(beef pho – with sliced rare beef $7.5 S, $8.5m M $9.5L)
I’m not too sure if I have mentioned this a few times already, but I love pho – the famous Vietnamese staple of rice noodles in beef (or chicken) broth. I can eat it three times a day (in fact I have had three bowls of pho in the past two days). Before I get into the pho philosophy, which I will have to write about one of these days, let’s just stick to the review of Pho 888.
(pho condiment – sliced chilli, lemon, beansprouts and Thai basil)

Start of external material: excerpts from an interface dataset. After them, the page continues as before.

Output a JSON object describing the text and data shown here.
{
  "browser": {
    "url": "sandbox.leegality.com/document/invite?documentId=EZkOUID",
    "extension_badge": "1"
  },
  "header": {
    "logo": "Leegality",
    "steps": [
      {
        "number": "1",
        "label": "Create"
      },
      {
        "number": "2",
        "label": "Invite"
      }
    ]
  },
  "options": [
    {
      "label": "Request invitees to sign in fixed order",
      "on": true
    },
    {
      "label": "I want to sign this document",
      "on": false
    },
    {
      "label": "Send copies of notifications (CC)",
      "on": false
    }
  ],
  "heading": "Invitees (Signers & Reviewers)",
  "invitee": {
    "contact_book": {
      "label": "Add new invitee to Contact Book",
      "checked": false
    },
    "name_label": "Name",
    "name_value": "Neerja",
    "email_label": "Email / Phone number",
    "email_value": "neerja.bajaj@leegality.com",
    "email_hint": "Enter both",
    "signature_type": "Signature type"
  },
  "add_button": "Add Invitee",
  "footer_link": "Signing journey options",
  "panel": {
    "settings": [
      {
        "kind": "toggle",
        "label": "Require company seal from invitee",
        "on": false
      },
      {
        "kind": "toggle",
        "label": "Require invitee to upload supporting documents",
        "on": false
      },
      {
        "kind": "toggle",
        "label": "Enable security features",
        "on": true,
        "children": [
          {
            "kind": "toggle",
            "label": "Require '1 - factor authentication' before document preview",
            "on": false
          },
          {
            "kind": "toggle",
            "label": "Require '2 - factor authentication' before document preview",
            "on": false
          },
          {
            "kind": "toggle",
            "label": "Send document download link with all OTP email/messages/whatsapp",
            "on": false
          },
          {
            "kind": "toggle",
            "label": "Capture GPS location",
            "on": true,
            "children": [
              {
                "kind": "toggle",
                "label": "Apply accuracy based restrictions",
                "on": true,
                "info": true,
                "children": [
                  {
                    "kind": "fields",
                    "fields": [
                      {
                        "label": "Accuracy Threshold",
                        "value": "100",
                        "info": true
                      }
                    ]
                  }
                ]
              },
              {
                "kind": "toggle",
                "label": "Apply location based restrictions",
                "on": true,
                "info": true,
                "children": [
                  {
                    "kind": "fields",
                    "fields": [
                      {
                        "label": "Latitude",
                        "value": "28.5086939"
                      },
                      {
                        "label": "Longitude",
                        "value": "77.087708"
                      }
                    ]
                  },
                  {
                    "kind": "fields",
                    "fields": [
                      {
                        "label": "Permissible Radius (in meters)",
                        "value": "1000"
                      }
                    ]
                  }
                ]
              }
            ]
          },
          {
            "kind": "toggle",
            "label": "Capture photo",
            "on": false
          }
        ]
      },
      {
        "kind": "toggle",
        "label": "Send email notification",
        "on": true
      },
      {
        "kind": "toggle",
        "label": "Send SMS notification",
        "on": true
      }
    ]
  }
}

In short, Pho 888 is my second favourite pho joint in Melbourne. It’s the one we visit most often because it’s a 10 minute drive from our house so we end up there a lot. To me, a good pho has to have a good, well balanced soup, silky fresh rice noodles (using dried rice stick, personally, is a deal breaker), tender pieces of meat. Pho 888 ticks all the boxes.

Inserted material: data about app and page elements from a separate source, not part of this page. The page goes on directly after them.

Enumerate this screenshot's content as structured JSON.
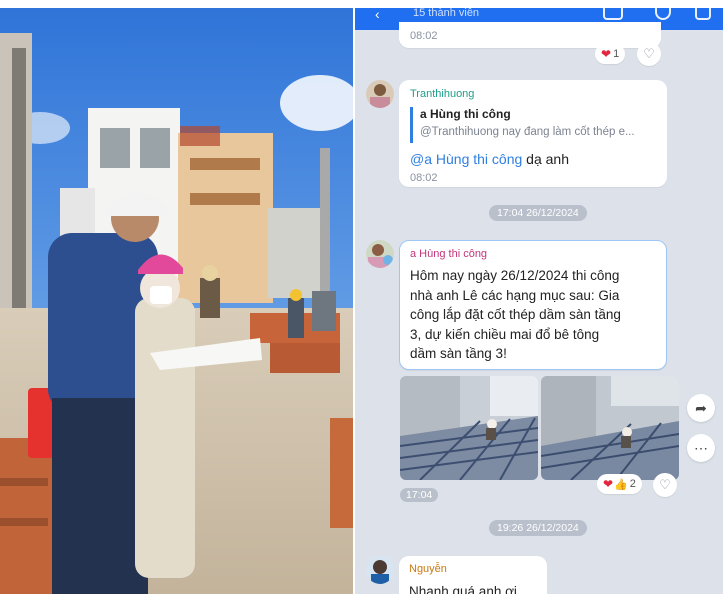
{
  "chat": {
    "header_subtitle": "15 thành viên",
    "messages": [
      {
        "time": "08:02",
        "reaction_count": "1"
      },
      {
        "sender": "Tranthihuong",
        "quote_author": "a Hùng thi công",
        "quote_text": "@Tranthihuong nay đang làm cốt thép e...",
        "mention": "@a Hùng thi công",
        "text": " dạ anh",
        "time": "08:02"
      },
      {
        "separator": "17:04 26/12/2024",
        "sender": "a Hùng thi công",
        "text_lines": [
          "Hôm nay ngày 26/12/2024 thi công",
          "nhà anh Lê các hạng mục sau: Gia",
          "công lắp đặt cốt thép dầm sàn tầng",
          "3, dự kiến chiều mai đổ bê tông",
          "dầm sàn tầng 3!"
        ],
        "time": "17:04",
        "reaction_count": "2"
      },
      {
        "separator": "19:26 26/12/2024",
        "sender": "Nguyễn",
        "text": "Nhanh quá anh ơi"
      }
    ]
  },
  "colors": {
    "accent": "#1f6ff0",
    "chat_bg": "#dde2ea",
    "mention": "#2f7fe0",
    "sender_green": "#1f9e8a",
    "sender_pink": "#c2357b",
    "sender_orange": "#c8790f",
    "heart": "#e3263d"
  },
  "icons": [
    "back-arrow-icon",
    "call-icon",
    "search-icon",
    "menu-icon",
    "heart-icon",
    "thumbs-up-icon",
    "share-forward-icon",
    "more-icon"
  ]
}
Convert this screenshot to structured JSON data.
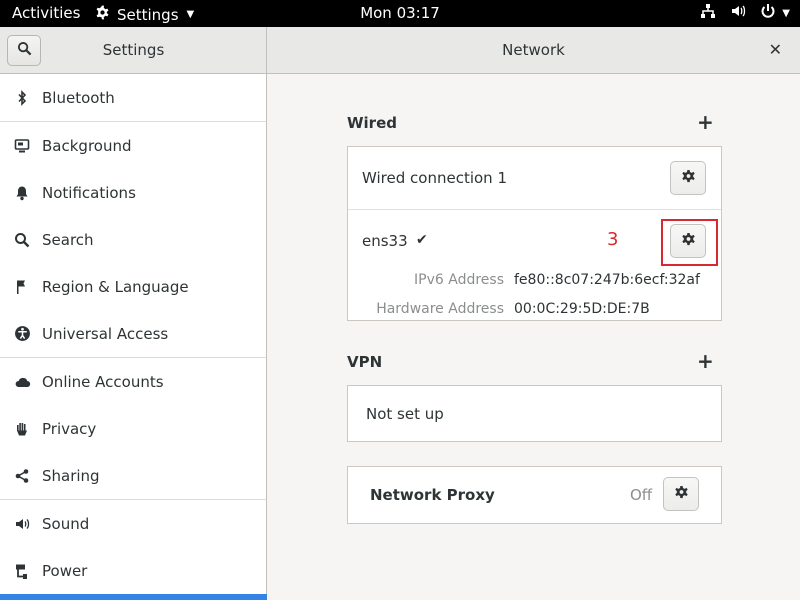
{
  "topbar": {
    "activities": "Activities",
    "app_name": "Settings",
    "clock": "Mon 03:17"
  },
  "headerbar": {
    "left_title": "Settings",
    "right_title": "Network"
  },
  "sidebar": {
    "items": [
      {
        "label": "Bluetooth",
        "icon": "bluetooth-icon"
      },
      {
        "label": "Background",
        "icon": "background-icon"
      },
      {
        "label": "Notifications",
        "icon": "bell-icon"
      },
      {
        "label": "Search",
        "icon": "search-icon"
      },
      {
        "label": "Region & Language",
        "icon": "flag-icon"
      },
      {
        "label": "Universal Access",
        "icon": "accessibility-icon"
      },
      {
        "label": "Online Accounts",
        "icon": "cloud-icon"
      },
      {
        "label": "Privacy",
        "icon": "hand-icon"
      },
      {
        "label": "Sharing",
        "icon": "share-icon"
      },
      {
        "label": "Sound",
        "icon": "speaker-icon"
      },
      {
        "label": "Power",
        "icon": "power-plug-icon"
      }
    ],
    "selected_color": "#3584e4"
  },
  "wired": {
    "title": "Wired",
    "connection_name": "Wired connection 1",
    "device": "ens33",
    "ipv6_label": "IPv6 Address",
    "ipv6_value": "fe80::8c07:247b:6ecf:32af",
    "hw_label": "Hardware Address",
    "hw_value": "00:0C:29:5D:DE:7B",
    "annotation": "3"
  },
  "vpn": {
    "title": "VPN",
    "empty_text": "Not set up"
  },
  "proxy": {
    "title": "Network Proxy",
    "status": "Off"
  },
  "colors": {
    "accent": "#3584e4",
    "annotation": "#d9282f"
  }
}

(three-coloured drink – $3)
Most recently, we ended up there last Saturday when it was almost 30′c and I didn’t feel like cooking. Walking into air-conditioned Pho 888 was a bit of a godsend. I quickly ordered the eternal Vietnamese favourite drink – the three-coloured drink. It was basically boiled kidney beans, mung bean paste, green sweet noodle in syrup and covered in coconut milk. It was sweet and refreshing. I’m sure it’s meant to be a dessert, but hey it was a hot day.

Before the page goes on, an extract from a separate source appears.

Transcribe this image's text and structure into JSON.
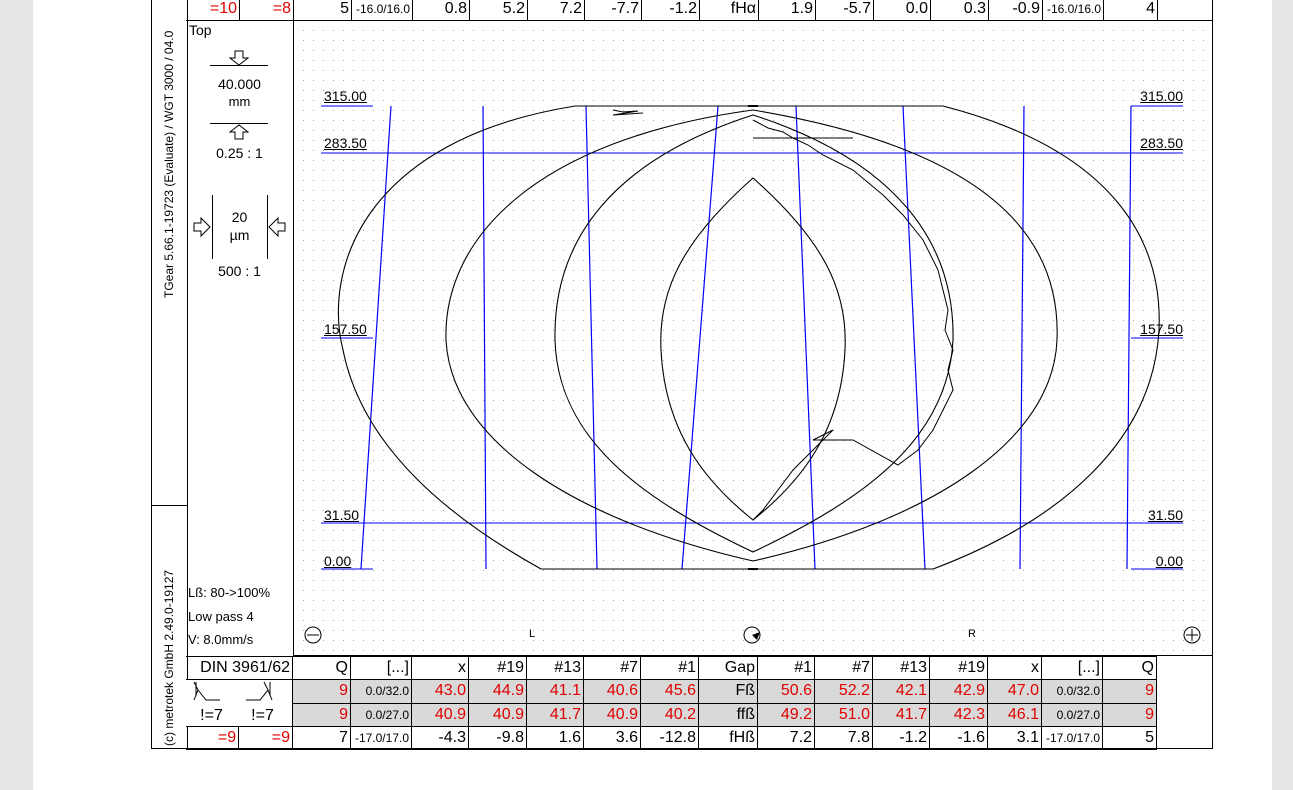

The menu was relatively limited. I mean, let’s face it, it’s a pho joint. You go there for pho – either chicken soup or beef soup. There were a few rice dishes (your usual broken rice, fried chicken with tomato rice, grilled lemongrass chicken, Vietnamese spring rolls) and a few drinks – but the pho here is the shining star. I suppose that’s why the place is called Pho 888 and not Broken Rice 888.
I ordered the rare sliced beef, which were pieces of raw beef placed over a bed of noodles with boiling hot broth ladled over them, which cooks them. It was perfect. Sure you could order the special: with tripe, meatballs, etc. And I do order them once in a while, but these come and go. To me, the rare beef always tops the charge (hence it being called ‘number 1′ at most pho restaurant).
(chicken pho – with sliced chicken breast)
Josh went for the chicken equivalent, which was sliced chicken breast (which was well cooked through unlike the beef). He loved it of course. He isn’t much of an offal fan so he wouldn’t go for others. Personally, the only place in Melbourne that does chicken pho better than beef pho is Mekong. To me, beef over chicken anytime.
I don’t really like to add anything to my pho – not even the basil or the beansprouts. Especially not chilli sauce and hoisin sauce. I believe the broth needs to be treated with respect. Sometimes I would add the chilli to give it heat but it’s the only ingredient that doesn’t mask the stock flavour. Josh likes his with a bit of basil and lemon and we both like to nibble on the beansprouts but never add it to the soup.
And I always finish my soup.
Pho 888 Box Hill, 552 Station Street, Box Hill VIC